Today, the US-based drone maker Skydio introduces a new version of their two-year-old drone, the Skydio 2+ with improved range, increased flight time, a new KeyFrame option, and Skydio Care.
Drones labeled “Blue sUAS” approved by the US Department of Defense are 8 to 14 times more expensive to purchase than the Chinese DJI drones they replace. In addition, users complain about the less broad usability of the Blue sUAS alternatives. This is evident from an internal government memo that has come into the hands of the Financial Times.
US rail company BNSF Railway has received approval from the Federal Aviation Administration (FAA) to conduct drone inspections out of the pilot’s line of sight (BVLOS). The exemption is partly based on the advanced obstacle detection and a high degree of autonomy that the Skydio drones offer. The drones will be deployed from strategically placed docking stations.
DJI’s market share in the United States has declined by 7% since 2018 in favor of competitors Autel Robotics and Skydio. That reports the American insurance company SkyWatch, based on a recent survey among customers. In 2018, 94% of commercial drone pilots insured with SkyWatch still used DJI devices. By mid-2021, that percentage has fallen to 87%.

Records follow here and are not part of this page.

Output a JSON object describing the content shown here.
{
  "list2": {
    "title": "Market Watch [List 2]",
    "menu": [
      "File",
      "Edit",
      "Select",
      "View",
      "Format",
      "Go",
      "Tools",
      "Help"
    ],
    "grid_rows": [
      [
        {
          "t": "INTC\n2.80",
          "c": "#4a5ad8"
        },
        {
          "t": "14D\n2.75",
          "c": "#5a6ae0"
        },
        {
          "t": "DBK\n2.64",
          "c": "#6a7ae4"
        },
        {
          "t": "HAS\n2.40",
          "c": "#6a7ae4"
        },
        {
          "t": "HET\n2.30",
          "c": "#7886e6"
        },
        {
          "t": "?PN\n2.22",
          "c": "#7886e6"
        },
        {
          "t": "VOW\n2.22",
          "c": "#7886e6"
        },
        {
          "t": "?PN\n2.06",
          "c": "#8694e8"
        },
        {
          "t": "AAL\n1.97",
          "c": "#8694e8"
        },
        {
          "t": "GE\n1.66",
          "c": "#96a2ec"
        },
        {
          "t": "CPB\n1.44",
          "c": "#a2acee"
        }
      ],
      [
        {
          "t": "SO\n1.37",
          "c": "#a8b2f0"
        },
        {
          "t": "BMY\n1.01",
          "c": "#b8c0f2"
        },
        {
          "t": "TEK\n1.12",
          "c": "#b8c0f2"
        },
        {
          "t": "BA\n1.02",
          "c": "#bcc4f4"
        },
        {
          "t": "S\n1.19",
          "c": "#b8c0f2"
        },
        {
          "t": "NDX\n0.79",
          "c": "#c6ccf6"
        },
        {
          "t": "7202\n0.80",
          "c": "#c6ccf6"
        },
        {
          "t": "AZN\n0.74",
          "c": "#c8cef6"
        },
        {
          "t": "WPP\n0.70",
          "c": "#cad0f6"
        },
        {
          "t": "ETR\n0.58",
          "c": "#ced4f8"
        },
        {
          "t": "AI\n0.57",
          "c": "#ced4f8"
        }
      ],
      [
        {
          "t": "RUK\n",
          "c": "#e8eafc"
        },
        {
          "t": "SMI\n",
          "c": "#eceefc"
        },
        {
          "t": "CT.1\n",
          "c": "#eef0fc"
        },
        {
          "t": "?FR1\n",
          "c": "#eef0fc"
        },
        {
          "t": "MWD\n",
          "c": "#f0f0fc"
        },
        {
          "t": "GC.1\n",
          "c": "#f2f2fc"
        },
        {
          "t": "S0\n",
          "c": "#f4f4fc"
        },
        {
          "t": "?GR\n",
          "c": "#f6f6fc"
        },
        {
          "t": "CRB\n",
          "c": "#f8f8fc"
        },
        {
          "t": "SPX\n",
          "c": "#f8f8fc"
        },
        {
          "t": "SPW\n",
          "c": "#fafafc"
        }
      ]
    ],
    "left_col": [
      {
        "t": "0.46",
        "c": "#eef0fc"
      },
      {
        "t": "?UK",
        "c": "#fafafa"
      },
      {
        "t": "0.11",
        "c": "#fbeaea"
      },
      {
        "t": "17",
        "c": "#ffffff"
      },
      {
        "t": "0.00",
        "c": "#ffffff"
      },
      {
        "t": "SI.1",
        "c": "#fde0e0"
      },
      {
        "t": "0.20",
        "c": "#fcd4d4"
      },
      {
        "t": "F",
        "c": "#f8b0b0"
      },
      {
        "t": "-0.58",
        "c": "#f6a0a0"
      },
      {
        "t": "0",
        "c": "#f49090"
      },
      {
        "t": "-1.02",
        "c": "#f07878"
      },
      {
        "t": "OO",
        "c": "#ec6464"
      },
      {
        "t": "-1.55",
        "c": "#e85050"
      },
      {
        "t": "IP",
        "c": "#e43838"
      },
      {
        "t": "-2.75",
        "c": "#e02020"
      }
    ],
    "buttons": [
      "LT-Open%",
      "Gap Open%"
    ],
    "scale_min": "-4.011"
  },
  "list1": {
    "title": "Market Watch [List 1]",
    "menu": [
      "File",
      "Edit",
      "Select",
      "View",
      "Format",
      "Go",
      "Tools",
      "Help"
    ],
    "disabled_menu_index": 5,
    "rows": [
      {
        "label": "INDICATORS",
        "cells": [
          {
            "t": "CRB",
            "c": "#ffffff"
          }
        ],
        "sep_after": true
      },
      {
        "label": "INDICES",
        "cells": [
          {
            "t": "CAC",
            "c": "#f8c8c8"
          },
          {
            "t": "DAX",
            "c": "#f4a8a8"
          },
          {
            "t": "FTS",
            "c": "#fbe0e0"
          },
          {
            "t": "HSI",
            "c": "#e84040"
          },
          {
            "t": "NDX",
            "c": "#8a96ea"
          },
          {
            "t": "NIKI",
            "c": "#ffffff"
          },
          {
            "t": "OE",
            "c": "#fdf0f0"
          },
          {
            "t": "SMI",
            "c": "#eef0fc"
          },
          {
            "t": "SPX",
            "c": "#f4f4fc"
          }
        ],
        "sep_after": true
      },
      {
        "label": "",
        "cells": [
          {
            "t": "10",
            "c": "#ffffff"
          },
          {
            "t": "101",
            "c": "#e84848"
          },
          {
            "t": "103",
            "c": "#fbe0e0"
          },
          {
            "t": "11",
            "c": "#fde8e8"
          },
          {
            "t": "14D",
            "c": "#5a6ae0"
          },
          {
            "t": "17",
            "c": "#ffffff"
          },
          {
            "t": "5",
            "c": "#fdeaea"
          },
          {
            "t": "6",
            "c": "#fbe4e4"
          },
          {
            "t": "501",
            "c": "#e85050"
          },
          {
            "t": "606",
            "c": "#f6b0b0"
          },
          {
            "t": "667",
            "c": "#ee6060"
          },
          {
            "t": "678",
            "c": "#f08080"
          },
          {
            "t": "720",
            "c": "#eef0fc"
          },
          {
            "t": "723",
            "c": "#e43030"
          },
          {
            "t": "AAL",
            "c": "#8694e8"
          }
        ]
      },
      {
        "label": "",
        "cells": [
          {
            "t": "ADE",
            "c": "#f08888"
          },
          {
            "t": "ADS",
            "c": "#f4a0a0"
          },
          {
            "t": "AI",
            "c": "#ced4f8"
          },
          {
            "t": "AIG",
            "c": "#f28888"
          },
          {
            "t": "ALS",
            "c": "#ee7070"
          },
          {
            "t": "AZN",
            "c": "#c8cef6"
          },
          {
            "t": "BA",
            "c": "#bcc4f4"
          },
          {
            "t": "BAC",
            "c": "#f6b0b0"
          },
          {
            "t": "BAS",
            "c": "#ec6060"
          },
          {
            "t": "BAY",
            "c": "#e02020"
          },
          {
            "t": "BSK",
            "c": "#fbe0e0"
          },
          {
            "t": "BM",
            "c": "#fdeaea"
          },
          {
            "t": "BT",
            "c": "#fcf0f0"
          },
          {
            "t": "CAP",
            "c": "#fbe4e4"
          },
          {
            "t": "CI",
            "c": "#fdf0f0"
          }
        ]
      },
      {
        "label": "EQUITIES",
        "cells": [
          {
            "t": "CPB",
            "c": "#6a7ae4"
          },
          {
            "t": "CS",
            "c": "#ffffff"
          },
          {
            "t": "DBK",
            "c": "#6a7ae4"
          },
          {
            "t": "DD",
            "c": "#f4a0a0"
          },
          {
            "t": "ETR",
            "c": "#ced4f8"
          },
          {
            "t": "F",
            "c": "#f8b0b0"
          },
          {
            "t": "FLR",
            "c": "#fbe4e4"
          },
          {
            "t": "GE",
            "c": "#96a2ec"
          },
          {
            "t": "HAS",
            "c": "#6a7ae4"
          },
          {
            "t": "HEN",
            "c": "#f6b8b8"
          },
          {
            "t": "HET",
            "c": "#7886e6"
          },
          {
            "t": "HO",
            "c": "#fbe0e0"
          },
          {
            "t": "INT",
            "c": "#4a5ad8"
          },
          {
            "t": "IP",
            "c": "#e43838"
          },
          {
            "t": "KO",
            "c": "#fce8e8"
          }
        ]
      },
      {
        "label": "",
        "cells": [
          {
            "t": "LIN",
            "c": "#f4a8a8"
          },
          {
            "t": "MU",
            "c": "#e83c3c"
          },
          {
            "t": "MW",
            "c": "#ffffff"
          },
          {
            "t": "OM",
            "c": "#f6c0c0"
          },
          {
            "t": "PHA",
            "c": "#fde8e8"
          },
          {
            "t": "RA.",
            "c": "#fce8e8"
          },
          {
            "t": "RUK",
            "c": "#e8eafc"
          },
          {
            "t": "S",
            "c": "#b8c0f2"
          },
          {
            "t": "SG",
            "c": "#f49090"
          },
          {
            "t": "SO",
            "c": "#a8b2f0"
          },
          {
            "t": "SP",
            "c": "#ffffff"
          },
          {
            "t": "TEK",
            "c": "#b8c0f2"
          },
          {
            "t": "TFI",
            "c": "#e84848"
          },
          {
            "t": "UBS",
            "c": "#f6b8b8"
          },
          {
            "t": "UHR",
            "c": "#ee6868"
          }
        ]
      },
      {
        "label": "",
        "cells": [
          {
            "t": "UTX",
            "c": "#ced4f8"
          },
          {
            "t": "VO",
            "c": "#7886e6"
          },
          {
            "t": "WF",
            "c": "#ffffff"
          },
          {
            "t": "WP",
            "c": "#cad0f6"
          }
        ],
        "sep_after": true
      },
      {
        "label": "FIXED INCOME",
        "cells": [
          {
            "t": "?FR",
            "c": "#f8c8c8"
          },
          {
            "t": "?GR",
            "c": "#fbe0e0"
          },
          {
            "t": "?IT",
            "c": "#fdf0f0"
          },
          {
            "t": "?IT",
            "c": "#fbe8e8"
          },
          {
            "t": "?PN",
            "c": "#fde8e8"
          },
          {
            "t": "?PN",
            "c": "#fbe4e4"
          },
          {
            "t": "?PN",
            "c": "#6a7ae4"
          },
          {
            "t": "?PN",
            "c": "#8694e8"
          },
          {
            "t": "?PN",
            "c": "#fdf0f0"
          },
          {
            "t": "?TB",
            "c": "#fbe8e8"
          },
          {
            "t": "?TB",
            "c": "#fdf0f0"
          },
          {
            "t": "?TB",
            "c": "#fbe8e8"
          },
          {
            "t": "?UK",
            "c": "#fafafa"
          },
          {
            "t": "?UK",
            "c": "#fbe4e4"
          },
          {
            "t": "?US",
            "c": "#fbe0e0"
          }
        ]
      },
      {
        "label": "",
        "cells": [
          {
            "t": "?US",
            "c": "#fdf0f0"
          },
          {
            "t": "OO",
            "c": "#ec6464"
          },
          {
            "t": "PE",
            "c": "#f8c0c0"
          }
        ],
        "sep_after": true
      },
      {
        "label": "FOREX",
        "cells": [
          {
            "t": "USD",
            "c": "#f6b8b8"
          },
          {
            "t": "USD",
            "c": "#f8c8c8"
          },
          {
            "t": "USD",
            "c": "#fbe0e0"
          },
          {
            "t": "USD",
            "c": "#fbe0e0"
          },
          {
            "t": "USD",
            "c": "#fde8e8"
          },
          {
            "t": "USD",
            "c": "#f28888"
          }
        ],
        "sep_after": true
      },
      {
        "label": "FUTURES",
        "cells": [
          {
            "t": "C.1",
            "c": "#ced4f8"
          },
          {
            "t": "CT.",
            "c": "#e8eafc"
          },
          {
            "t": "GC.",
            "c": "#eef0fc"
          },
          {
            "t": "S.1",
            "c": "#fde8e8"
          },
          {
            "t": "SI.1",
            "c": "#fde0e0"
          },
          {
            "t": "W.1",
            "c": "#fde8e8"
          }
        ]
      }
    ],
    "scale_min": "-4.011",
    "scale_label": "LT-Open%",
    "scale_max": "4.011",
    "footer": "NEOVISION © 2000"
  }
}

Collecting source data for a digital 3D model of a situation or building by means of drones can be a time-consuming process. Depending on the size and complexity of the scene, multiple complex flight trajectories may sometimes need to be programmed to obtain photos from all angles. Dronemaker Skydio claims to have fully automated this process with the new 3D Scan software package.